## Exercise prompt:
Only the lines containing "favourites" should appear in the answer, copied from the listing below.

[Input for this task — start]

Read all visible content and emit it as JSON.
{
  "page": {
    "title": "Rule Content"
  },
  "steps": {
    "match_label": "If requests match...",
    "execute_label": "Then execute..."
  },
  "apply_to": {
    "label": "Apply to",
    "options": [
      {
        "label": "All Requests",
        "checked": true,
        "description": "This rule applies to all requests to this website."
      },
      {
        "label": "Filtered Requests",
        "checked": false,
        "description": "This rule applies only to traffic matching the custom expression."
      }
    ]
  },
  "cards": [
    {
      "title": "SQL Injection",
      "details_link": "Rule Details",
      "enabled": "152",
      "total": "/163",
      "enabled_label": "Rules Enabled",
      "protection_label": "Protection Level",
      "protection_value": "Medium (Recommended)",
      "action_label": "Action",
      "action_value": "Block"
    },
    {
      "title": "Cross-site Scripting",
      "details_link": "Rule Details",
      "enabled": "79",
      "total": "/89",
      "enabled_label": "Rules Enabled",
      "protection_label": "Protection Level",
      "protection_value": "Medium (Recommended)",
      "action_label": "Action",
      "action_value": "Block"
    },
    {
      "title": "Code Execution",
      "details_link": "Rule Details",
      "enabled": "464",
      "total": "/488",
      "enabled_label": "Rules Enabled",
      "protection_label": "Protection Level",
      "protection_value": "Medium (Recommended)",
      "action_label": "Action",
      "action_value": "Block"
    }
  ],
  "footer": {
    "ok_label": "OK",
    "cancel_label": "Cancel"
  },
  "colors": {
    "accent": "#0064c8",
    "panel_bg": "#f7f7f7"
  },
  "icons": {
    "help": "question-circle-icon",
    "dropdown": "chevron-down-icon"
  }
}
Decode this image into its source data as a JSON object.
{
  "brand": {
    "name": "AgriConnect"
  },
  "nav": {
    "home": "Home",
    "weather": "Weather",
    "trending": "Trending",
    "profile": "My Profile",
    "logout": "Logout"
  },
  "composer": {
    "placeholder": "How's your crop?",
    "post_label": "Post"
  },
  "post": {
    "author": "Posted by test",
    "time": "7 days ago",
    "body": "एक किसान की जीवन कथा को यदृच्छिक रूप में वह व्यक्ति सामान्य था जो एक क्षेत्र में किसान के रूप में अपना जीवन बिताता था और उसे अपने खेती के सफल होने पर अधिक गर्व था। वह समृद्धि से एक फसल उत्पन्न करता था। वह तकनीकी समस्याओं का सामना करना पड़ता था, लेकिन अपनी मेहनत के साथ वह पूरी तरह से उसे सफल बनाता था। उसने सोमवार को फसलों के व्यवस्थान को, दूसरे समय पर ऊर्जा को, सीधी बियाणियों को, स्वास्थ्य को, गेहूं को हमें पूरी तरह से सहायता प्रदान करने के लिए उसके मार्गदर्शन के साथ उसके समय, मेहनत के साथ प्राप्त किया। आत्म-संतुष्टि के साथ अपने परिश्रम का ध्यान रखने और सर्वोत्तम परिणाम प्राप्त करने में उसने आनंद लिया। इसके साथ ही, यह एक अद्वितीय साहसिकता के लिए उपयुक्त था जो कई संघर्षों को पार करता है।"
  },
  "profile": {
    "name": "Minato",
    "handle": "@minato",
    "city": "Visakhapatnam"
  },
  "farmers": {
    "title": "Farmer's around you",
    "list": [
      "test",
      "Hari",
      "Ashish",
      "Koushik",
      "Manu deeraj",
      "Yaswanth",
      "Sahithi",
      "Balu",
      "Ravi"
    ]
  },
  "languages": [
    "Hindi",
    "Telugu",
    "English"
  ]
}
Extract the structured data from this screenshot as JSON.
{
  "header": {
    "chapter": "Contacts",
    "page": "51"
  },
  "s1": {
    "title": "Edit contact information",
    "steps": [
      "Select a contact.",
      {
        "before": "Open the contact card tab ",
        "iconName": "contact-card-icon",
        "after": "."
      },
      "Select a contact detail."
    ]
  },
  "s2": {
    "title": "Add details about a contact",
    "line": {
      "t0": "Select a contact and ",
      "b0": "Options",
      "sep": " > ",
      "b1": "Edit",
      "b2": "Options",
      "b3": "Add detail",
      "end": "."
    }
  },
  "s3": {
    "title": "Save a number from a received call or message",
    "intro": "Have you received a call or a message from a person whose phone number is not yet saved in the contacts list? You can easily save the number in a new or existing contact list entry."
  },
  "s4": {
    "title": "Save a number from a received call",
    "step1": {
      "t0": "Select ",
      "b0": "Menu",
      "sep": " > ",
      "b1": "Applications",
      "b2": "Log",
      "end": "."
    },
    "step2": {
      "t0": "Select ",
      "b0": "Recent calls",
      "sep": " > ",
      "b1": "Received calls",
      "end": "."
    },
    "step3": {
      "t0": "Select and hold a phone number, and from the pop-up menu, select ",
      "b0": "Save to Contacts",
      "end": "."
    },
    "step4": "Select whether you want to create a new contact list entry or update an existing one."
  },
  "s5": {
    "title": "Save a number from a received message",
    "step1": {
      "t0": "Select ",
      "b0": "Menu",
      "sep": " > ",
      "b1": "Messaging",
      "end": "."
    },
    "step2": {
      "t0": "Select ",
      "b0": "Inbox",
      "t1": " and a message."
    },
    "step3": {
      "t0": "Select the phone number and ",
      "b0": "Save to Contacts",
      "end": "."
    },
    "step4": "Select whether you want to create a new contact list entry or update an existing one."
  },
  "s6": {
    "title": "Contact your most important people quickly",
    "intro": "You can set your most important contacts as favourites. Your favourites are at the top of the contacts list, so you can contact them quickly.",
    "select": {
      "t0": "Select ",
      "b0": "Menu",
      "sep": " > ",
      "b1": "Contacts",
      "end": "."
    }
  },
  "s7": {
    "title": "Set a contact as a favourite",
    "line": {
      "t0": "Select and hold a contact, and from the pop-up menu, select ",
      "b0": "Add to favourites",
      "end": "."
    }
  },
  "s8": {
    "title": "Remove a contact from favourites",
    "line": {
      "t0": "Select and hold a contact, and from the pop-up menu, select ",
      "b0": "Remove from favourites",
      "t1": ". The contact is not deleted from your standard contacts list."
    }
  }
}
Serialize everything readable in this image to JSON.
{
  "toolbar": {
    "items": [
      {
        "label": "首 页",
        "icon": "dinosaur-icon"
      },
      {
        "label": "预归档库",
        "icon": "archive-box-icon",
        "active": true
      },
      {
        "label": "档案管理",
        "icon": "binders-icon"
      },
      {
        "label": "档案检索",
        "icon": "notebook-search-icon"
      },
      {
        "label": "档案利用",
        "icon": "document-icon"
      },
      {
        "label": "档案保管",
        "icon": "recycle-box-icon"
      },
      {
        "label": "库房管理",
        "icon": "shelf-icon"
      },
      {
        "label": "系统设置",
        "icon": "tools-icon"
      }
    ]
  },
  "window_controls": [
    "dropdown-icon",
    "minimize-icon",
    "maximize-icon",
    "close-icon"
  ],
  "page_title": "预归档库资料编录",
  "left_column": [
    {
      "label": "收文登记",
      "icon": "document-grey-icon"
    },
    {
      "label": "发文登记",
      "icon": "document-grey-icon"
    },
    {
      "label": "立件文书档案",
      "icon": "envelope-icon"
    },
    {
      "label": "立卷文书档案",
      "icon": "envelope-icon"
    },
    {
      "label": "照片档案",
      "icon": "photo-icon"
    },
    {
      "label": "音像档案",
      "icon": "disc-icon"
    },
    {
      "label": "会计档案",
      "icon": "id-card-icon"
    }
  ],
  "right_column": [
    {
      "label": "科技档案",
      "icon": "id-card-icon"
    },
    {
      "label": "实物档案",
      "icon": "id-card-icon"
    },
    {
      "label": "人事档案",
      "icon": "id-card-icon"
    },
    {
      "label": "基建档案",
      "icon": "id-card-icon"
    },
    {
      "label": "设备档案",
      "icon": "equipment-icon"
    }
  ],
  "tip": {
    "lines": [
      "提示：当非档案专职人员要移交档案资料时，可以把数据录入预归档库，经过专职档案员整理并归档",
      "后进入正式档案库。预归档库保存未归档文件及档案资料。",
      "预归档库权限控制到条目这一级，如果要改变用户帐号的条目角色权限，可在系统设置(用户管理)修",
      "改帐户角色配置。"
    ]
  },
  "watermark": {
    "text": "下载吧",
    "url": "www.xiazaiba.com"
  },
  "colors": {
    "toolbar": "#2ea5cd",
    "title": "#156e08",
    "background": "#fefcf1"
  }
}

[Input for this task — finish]

## Task answer:
    "intro": "You can set your most important contacts as favourites. Your favourites are at the top of the contacts list, so you can contact them quickly.",
      "b0": "Add to favourites",
    "title": "Remove a contact from favourites",
      "b0": "Remove from favourites",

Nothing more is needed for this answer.